The share of adjustable-rate mortgage (ARM) applications is still lower than it was before the housing crash. With interest rates rising, experts are debating whether or not to expect an uptick in ARMs.
Chief economist for Freddie Mac Sam Khater does not foresee greater ARM activity, as there would need to be a wider gap between long- and short-term interest rates. Currently, "that spread is collapsing," MarketWatch reports. By contrast, executive vice president for Orange County, Calif. mortgage lender Carrington Mortgage Holdings, Rick Sharga thinks the market will see more ARMs, but not like during the last housing boom when they had about a 20 percent share of total volume.

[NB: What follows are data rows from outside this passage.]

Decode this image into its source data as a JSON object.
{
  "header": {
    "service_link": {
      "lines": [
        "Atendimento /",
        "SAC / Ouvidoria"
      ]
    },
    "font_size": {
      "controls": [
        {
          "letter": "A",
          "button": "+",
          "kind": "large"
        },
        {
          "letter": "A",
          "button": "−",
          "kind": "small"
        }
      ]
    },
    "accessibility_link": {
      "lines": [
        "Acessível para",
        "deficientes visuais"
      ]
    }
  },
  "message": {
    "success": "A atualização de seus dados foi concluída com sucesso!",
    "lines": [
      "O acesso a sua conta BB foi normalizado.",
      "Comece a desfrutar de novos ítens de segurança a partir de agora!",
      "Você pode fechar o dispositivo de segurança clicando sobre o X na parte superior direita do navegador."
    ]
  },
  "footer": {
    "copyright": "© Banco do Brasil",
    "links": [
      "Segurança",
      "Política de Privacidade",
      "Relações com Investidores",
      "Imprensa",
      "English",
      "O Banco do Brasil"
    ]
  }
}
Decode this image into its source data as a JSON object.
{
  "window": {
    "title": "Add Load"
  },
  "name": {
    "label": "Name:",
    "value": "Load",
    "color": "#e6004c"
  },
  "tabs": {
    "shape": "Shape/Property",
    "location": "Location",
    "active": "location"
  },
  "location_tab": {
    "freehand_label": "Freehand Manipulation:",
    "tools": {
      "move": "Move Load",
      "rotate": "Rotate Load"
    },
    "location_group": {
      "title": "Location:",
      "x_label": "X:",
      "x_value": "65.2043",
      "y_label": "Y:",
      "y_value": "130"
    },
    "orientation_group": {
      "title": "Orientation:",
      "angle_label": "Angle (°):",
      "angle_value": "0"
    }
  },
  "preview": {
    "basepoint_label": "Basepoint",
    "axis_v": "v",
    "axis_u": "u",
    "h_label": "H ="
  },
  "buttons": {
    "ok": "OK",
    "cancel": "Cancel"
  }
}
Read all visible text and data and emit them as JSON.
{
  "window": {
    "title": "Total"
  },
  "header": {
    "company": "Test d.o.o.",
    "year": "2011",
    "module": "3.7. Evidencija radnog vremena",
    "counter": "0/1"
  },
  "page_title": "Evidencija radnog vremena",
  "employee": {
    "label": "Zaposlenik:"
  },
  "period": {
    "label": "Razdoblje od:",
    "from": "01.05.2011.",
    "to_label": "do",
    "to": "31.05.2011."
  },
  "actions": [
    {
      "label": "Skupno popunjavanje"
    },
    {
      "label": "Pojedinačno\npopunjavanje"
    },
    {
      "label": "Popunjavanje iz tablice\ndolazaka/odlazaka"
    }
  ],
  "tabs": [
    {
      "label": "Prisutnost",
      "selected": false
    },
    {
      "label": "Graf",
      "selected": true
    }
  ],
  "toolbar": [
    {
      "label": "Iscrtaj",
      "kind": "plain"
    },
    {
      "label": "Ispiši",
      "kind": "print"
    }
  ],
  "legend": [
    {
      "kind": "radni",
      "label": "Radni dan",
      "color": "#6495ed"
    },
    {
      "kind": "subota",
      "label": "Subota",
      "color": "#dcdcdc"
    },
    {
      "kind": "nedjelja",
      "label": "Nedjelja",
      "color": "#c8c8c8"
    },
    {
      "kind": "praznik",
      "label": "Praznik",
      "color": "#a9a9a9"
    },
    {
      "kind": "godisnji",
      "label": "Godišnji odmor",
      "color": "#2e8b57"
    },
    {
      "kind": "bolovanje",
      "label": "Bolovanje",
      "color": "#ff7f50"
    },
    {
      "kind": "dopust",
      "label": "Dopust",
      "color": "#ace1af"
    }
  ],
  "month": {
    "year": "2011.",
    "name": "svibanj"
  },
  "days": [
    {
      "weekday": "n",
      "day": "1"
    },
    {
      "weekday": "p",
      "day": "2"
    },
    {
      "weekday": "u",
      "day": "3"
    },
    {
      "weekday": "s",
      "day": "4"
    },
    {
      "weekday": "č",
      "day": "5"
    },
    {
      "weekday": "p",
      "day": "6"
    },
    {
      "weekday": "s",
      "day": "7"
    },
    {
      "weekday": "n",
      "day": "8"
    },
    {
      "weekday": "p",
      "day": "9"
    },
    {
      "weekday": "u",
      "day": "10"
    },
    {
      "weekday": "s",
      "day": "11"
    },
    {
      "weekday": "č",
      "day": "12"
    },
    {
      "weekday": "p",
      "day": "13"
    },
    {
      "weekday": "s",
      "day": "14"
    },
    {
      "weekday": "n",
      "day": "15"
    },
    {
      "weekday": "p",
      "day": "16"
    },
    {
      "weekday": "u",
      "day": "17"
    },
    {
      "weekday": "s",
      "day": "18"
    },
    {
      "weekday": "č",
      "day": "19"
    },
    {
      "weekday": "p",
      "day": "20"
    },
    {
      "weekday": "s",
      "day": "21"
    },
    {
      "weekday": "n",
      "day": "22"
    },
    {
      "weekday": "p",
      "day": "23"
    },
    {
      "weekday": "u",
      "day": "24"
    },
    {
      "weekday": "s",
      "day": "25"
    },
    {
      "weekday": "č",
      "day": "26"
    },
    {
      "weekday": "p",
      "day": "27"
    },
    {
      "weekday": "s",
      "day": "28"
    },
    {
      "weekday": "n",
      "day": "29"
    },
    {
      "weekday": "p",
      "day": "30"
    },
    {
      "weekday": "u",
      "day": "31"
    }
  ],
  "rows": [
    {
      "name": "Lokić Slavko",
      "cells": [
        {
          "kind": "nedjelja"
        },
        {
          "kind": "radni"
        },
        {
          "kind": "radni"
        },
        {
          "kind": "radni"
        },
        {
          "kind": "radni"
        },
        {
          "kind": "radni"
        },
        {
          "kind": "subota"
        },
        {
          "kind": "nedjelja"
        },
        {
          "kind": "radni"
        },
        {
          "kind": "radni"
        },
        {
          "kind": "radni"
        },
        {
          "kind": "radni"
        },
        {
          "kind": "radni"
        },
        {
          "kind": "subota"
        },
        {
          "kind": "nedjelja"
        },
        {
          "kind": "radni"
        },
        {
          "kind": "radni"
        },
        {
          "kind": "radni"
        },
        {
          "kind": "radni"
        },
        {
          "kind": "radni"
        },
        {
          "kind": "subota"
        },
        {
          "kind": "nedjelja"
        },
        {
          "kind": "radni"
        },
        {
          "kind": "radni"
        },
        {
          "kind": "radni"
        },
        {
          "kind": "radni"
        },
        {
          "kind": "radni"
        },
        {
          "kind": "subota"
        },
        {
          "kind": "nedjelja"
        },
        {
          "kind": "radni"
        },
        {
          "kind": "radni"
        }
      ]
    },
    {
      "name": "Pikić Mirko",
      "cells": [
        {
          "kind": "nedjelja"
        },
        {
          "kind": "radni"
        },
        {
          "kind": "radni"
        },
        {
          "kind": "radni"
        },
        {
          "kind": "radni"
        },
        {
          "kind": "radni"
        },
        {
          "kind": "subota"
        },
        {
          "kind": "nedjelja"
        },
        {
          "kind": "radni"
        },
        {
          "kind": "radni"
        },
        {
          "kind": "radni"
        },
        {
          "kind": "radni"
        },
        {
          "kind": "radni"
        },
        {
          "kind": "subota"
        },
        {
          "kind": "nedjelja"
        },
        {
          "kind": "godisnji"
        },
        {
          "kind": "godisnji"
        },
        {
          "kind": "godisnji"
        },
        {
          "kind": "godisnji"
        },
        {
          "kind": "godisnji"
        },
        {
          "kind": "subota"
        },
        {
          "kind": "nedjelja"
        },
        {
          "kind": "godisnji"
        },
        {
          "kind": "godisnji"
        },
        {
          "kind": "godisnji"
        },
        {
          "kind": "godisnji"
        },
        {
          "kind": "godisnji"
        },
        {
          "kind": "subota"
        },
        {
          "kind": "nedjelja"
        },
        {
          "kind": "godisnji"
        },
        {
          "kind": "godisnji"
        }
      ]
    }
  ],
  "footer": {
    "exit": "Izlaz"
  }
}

The Federal Reserve is nudging short-term rates up, one tick at a time, as it tries to get its crisis-era monetary policy back to normal. Meanwhile, investors keep flocking to longer-dated bonds in the face of unsettled geopolitics, pushing prices up and yields down. For long bonds to shake free and surge higher, Khater said, would likely require a “substantial increase in inflation. I don’t see the kind of rise in inflation that would be needed.”